▸ **What is required**:
Take each line of the data that contains the string "phone" and copy it.

Interface dataset entries:
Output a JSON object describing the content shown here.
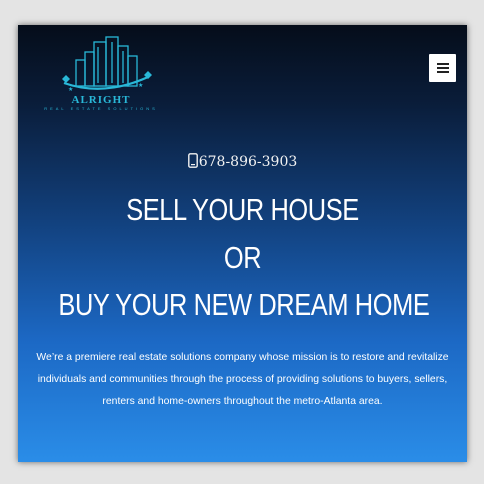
{
  "logo": {
    "name": "ALRIGHT",
    "tagline": "REAL ESTATE SOLUTIONS",
    "accent_color": "#29b8d8"
  },
  "header": {
    "menu_icon": "hamburger-icon"
  },
  "hero": {
    "phone_icon": "phone-icon",
    "phone": "678-896-3903",
    "headline_line1": "SELL YOUR HOUSE",
    "headline_line2": "OR",
    "headline_line3": "BUY YOUR NEW DREAM HOME",
    "description": "We’re a premiere real estate solutions company whose mission is to restore and revitalize individuals and communities through the process of providing solutions to buyers, sellers, renters and home-owners throughout the metro-Atlanta area."
  },
  "colors": {
    "gradient_top": "#050d1a",
    "gradient_bottom": "#2a8de8",
    "text": "#ffffff"
  }
}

▸ **Task answer**:
    "phone_icon": "phone-icon",
    "phone": "678-896-3903",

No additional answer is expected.